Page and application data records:
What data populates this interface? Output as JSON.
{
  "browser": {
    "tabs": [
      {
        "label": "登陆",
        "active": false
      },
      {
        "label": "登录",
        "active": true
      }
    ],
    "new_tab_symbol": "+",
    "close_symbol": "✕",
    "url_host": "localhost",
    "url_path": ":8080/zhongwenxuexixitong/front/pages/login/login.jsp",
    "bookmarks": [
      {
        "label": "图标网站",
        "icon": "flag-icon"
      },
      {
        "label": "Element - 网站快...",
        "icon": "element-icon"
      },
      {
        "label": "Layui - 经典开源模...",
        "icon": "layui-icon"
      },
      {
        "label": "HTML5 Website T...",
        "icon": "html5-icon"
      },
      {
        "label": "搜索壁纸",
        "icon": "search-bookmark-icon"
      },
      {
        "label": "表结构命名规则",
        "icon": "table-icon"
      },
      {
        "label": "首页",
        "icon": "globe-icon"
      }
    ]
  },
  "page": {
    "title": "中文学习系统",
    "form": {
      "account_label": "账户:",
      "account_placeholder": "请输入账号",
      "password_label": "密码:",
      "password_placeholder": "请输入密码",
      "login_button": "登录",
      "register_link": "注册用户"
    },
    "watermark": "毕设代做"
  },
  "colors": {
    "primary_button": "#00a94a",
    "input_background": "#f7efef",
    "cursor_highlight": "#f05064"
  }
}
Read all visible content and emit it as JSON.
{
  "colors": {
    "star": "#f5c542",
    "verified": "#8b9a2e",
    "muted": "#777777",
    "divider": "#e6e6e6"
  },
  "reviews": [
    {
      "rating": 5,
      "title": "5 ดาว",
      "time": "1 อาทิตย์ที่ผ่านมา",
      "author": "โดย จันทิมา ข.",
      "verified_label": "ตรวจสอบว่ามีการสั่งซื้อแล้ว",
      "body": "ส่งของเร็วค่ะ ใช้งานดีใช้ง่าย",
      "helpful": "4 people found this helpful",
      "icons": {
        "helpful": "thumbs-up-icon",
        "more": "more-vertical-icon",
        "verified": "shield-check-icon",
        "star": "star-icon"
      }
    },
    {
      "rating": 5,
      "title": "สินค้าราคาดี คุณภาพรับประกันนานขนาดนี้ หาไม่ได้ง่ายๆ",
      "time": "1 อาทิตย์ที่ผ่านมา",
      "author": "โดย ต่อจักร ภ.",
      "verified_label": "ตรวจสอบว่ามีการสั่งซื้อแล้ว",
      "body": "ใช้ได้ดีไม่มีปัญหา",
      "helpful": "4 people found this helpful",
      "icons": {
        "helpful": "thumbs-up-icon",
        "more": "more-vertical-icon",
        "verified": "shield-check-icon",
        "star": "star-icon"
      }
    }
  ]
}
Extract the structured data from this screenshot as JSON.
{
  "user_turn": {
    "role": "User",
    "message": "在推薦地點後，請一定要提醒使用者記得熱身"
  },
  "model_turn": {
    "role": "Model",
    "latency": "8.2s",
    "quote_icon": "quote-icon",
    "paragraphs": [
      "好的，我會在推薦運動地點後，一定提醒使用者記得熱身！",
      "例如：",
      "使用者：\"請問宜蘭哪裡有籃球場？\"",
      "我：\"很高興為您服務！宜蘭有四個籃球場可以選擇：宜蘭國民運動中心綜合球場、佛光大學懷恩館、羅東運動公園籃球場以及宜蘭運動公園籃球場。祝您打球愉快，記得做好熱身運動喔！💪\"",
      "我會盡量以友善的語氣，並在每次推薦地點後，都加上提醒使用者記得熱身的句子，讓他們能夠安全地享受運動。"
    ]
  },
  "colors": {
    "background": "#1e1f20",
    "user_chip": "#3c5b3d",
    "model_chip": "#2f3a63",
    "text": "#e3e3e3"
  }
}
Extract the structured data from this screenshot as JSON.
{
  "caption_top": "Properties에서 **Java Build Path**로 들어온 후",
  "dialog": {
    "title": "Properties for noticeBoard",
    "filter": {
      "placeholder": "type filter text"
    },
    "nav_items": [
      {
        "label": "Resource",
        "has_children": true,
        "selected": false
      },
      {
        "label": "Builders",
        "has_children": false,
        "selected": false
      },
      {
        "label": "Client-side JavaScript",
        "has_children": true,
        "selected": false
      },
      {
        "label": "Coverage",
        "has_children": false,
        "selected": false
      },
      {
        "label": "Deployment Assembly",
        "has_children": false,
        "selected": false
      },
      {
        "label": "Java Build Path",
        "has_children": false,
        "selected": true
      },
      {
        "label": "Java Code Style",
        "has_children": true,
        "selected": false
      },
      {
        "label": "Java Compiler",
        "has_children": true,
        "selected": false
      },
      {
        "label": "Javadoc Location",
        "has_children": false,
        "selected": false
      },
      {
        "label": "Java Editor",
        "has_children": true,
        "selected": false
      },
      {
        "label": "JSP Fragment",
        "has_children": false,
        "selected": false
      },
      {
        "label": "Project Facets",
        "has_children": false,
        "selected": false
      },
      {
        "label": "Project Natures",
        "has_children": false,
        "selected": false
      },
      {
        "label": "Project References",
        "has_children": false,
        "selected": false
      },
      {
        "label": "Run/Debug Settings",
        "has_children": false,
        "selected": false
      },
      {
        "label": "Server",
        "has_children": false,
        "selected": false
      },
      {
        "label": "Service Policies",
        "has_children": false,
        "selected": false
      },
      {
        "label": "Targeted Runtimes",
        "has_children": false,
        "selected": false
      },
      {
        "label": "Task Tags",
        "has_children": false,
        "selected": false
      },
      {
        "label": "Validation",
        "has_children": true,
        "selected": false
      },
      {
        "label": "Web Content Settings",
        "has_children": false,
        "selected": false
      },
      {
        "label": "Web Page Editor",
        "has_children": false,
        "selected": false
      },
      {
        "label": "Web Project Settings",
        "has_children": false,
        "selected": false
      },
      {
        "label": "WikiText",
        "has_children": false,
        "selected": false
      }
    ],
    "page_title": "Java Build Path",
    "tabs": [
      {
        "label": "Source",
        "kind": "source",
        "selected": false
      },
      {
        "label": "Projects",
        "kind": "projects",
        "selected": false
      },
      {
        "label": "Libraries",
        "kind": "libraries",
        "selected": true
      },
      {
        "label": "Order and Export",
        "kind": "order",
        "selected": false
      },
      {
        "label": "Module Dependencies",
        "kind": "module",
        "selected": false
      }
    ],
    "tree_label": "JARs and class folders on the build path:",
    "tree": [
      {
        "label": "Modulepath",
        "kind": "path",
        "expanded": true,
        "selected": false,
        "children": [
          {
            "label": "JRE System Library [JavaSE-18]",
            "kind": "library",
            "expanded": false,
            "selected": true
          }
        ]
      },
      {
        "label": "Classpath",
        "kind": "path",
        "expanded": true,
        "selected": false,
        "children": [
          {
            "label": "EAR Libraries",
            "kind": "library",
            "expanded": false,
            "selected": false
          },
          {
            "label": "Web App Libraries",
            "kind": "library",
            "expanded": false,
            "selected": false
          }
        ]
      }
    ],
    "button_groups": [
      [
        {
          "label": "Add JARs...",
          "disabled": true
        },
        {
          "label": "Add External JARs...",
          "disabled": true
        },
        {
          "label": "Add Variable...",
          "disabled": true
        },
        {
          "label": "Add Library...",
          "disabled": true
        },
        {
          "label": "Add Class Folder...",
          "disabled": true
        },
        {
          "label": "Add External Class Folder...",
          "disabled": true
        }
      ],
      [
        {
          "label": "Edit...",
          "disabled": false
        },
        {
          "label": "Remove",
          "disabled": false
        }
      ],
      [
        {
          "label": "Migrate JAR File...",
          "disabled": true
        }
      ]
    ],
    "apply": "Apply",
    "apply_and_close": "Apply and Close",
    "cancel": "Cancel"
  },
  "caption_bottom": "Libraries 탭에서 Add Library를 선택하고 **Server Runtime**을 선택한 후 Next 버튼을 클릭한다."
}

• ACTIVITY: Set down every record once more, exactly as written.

• RESULT OF THE TASK:
What data populates this interface? Output as JSON.
{
  "browser": {
    "tabs": [
      {
        "label": "登陆",
        "active": false
      },
      {
        "label": "登录",
        "active": true
      }
    ],
    "new_tab_symbol": "+",
    "close_symbol": "✕",
    "url_host": "localhost",
    "url_path": ":8080/zhongwenxuexixitong/front/pages/login/login.jsp",
    "bookmarks": [
      {
        "label": "图标网站",
        "icon": "flag-icon"
      },
      {
        "label": "Element - 网站快...",
        "icon": "element-icon"
      },
      {
        "label": "Layui - 经典开源模...",
        "icon": "layui-icon"
      },
      {
        "label": "HTML5 Website T...",
        "icon": "html5-icon"
      },
      {
        "label": "搜索壁纸",
        "icon": "search-bookmark-icon"
      },
      {
        "label": "表结构命名规则",
        "icon": "table-icon"
      },
      {
        "label": "首页",
        "icon": "globe-icon"
      }
    ]
  },
  "page": {
    "title": "中文学习系统",
    "form": {
      "account_label": "账户:",
      "account_placeholder": "请输入账号",
      "password_label": "密码:",
      "password_placeholder": "请输入密码",
      "login_button": "登录",
      "register_link": "注册用户"
    },
    "watermark": "毕设代做"
  },
  "colors": {
    "primary_button": "#00a94a",
    "input_background": "#f7efef",
    "cursor_highlight": "#f05064"
  }
}
Read all visible content and emit it as JSON.
{
  "colors": {
    "star": "#f5c542",
    "verified": "#8b9a2e",
    "muted": "#777777",
    "divider": "#e6e6e6"
  },
  "reviews": [
    {
      "rating": 5,
      "title": "5 ดาว",
      "time": "1 อาทิตย์ที่ผ่านมา",
      "author": "โดย จันทิมา ข.",
      "verified_label": "ตรวจสอบว่ามีการสั่งซื้อแล้ว",
      "body": "ส่งของเร็วค่ะ ใช้งานดีใช้ง่าย",
      "helpful": "4 people found this helpful",
      "icons": {
        "helpful": "thumbs-up-icon",
        "more": "more-vertical-icon",
        "verified": "shield-check-icon",
        "star": "star-icon"
      }
    },
    {
      "rating": 5,
      "title": "สินค้าราคาดี คุณภาพรับประกันนานขนาดนี้ หาไม่ได้ง่ายๆ",
      "time": "1 อาทิตย์ที่ผ่านมา",
      "author": "โดย ต่อจักร ภ.",
      "verified_label": "ตรวจสอบว่ามีการสั่งซื้อแล้ว",
      "body": "ใช้ได้ดีไม่มีปัญหา",
      "helpful": "4 people found this helpful",
      "icons": {
        "helpful": "thumbs-up-icon",
        "more": "more-vertical-icon",
        "verified": "shield-check-icon",
        "star": "star-icon"
      }
    }
  ]
}
Extract the structured data from this screenshot as JSON.
{
  "user_turn": {
    "role": "User",
    "message": "在推薦地點後，請一定要提醒使用者記得熱身"
  },
  "model_turn": {
    "role": "Model",
    "latency": "8.2s",
    "quote_icon": "quote-icon",
    "paragraphs": [
      "好的，我會在推薦運動地點後，一定提醒使用者記得熱身！",
      "例如：",
      "使用者：\"請問宜蘭哪裡有籃球場？\"",
      "我：\"很高興為您服務！宜蘭有四個籃球場可以選擇：宜蘭國民運動中心綜合球場、佛光大學懷恩館、羅東運動公園籃球場以及宜蘭運動公園籃球場。祝您打球愉快，記得做好熱身運動喔！💪\"",
      "我會盡量以友善的語氣，並在每次推薦地點後，都加上提醒使用者記得熱身的句子，讓他們能夠安全地享受運動。"
    ]
  },
  "colors": {
    "background": "#1e1f20",
    "user_chip": "#3c5b3d",
    "model_chip": "#2f3a63",
    "text": "#e3e3e3"
  }
}
Extract the structured data from this screenshot as JSON.
{
  "caption_top": "Properties에서 **Java Build Path**로 들어온 후",
  "dialog": {
    "title": "Properties for noticeBoard",
    "filter": {
      "placeholder": "type filter text"
    },
    "nav_items": [
      {
        "label": "Resource",
        "has_children": true,
        "selected": false
      },
      {
        "label": "Builders",
        "has_children": false,
        "selected": false
      },
      {
        "label": "Client-side JavaScript",
        "has_children": true,
        "selected": false
      },
      {
        "label": "Coverage",
        "has_children": false,
        "selected": false
      },
      {
        "label": "Deployment Assembly",
        "has_children": false,
        "selected": false
      },
      {
        "label": "Java Build Path",
        "has_children": false,
        "selected": true
      },
      {
        "label": "Java Code Style",
        "has_children": true,
        "selected": false
      },
      {
        "label": "Java Compiler",
        "has_children": true,
        "selected": false
      },
      {
        "label": "Javadoc Location",
        "has_children": false,
        "selected": false
      },
      {
        "label": "Java Editor",
        "has_children": true,
        "selected": false
      },
      {
        "label": "JSP Fragment",
        "has_children": false,
        "selected": false
      },
      {
        "label": "Project Facets",
        "has_children": false,
        "selected": false
      },
      {
        "label": "Project Natures",
        "has_children": false,
        "selected": false
      },
      {
        "label": "Project References",
        "has_children": false,
        "selected": false
      },
      {
        "label": "Run/Debug Settings",
        "has_children": false,
        "selected": false
      },
      {
        "label": "Server",
        "has_children": false,
        "selected": false
      },
      {
        "label": "Service Policies",
        "has_children": false,
        "selected": false
      },
      {
        "label": "Targeted Runtimes",
        "has_children": false,
        "selected": false
      },
      {
        "label": "Task Tags",
        "has_children": false,
        "selected": false
      },
      {
        "label": "Validation",
        "has_children": true,
        "selected": false
      },
      {
        "label": "Web Content Settings",
        "has_children": false,
        "selected": false
      },
      {
        "label": "Web Page Editor",
        "has_children": false,
        "selected": false
      },
      {
        "label": "Web Project Settings",
        "has_children": false,
        "selected": false
      },
      {
        "label": "WikiText",
        "has_children": false,
        "selected": false
      }
    ],
    "page_title": "Java Build Path",
    "tabs": [
      {
        "label": "Source",
        "kind": "source",
        "selected": false
      },
      {
        "label": "Projects",
        "kind": "projects",
        "selected": false
      },
      {
        "label": "Libraries",
        "kind": "libraries",
        "selected": true
      },
      {
        "label": "Order and Export",
        "kind": "order",
        "selected": false
      },
      {
        "label": "Module Dependencies",
        "kind": "module",
        "selected": false
      }
    ],
    "tree_label": "JARs and class folders on the build path:",
    "tree": [
      {
        "label": "Modulepath",
        "kind": "path",
        "expanded": true,
        "selected": false,
        "children": [
          {
            "label": "JRE System Library [JavaSE-18]",
            "kind": "library",
            "expanded": false,
            "selected": true
          }
        ]
      },
      {
        "label": "Classpath",
        "kind": "path",
        "expanded": true,
        "selected": false,
        "children": [
          {
            "label": "EAR Libraries",
            "kind": "library",
            "expanded": false,
            "selected": false
          },
          {
            "label": "Web App Libraries",
            "kind": "library",
            "expanded": false,
            "selected": false
          }
        ]
      }
    ],
    "button_groups": [
      [
        {
          "label": "Add JARs...",
          "disabled": true
        },
        {
          "label": "Add External JARs...",
          "disabled": true
        },
        {
          "label": "Add Variable...",
          "disabled": true
        },
        {
          "label": "Add Library...",
          "disabled": true
        },
        {
          "label": "Add Class Folder...",
          "disabled": true
        },
        {
          "label": "Add External Class Folder...",
          "disabled": true
        }
      ],
      [
        {
          "label": "Edit...",
          "disabled": false
        },
        {
          "label": "Remove",
          "disabled": false
        }
      ],
      [
        {
          "label": "Migrate JAR File...",
          "disabled": true
        }
      ]
    ],
    "apply": "Apply",
    "apply_and_close": "Apply and Close",
    "cancel": "Cancel"
  },
  "caption_bottom": "Libraries 탭에서 Add Library를 선택하고 **Server Runtime**을 선택한 후 Next 버튼을 클릭한다."
}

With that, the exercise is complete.